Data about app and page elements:
════
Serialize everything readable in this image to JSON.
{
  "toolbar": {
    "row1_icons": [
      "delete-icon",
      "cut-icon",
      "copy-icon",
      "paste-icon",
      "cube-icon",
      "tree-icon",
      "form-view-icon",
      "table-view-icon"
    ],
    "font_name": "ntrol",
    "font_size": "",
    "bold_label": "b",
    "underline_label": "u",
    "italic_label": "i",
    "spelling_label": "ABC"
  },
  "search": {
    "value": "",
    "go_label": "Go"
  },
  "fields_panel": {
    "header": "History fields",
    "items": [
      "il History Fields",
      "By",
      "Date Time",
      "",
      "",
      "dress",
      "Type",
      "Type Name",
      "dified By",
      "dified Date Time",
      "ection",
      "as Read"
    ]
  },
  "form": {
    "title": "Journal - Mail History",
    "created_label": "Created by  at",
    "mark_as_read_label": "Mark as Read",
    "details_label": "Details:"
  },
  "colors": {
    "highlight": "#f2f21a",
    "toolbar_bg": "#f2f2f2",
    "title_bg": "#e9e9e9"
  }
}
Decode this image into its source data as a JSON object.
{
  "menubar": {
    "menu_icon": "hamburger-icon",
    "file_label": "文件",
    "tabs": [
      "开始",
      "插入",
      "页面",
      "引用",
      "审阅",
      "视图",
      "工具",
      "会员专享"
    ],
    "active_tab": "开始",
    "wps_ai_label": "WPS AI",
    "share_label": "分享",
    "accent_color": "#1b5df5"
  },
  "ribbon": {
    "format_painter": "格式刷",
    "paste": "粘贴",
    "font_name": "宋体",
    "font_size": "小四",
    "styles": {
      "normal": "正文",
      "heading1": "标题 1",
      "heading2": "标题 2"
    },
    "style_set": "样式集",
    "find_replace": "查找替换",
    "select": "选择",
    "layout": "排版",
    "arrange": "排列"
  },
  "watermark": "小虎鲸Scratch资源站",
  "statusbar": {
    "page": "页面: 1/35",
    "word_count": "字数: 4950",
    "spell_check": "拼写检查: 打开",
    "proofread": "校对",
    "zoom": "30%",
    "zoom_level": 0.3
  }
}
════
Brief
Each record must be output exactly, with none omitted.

Exercise answer
Serialize everything readable in this image to JSON.
{
  "toolbar": {
    "row1_icons": [
      "delete-icon",
      "cut-icon",
      "copy-icon",
      "paste-icon",
      "cube-icon",
      "tree-icon",
      "form-view-icon",
      "table-view-icon"
    ],
    "font_name": "ntrol",
    "font_size": "",
    "bold_label": "b",
    "underline_label": "u",
    "italic_label": "i",
    "spelling_label": "ABC"
  },
  "search": {
    "value": "",
    "go_label": "Go"
  },
  "fields_panel": {
    "header": "History fields",
    "items": [
      "il History Fields",
      "By",
      "Date Time",
      "",
      "",
      "dress",
      "Type",
      "Type Name",
      "dified By",
      "dified Date Time",
      "ection",
      "as Read"
    ]
  },
  "form": {
    "title": "Journal - Mail History",
    "created_label": "Created by  at",
    "mark_as_read_label": "Mark as Read",
    "details_label": "Details:"
  },
  "colors": {
    "highlight": "#f2f21a",
    "toolbar_bg": "#f2f2f2",
    "title_bg": "#e9e9e9"
  }
}
Decode this image into its source data as a JSON object.
{
  "menubar": {
    "menu_icon": "hamburger-icon",
    "file_label": "文件",
    "tabs": [
      "开始",
      "插入",
      "页面",
      "引用",
      "审阅",
      "视图",
      "工具",
      "会员专享"
    ],
    "active_tab": "开始",
    "wps_ai_label": "WPS AI",
    "share_label": "分享",
    "accent_color": "#1b5df5"
  },
  "ribbon": {
    "format_painter": "格式刷",
    "paste": "粘贴",
    "font_name": "宋体",
    "font_size": "小四",
    "styles": {
      "normal": "正文",
      "heading1": "标题 1",
      "heading2": "标题 2"
    },
    "style_set": "样式集",
    "find_replace": "查找替换",
    "select": "选择",
    "layout": "排版",
    "arrange": "排列"
  },
  "watermark": "小虎鲸Scratch资源站",
  "statusbar": {
    "page": "页面: 1/35",
    "word_count": "字数: 4950",
    "spell_check": "拼写检查: 打开",
    "proofread": "校对",
    "zoom": "30%",
    "zoom_level": 0.3
  }
}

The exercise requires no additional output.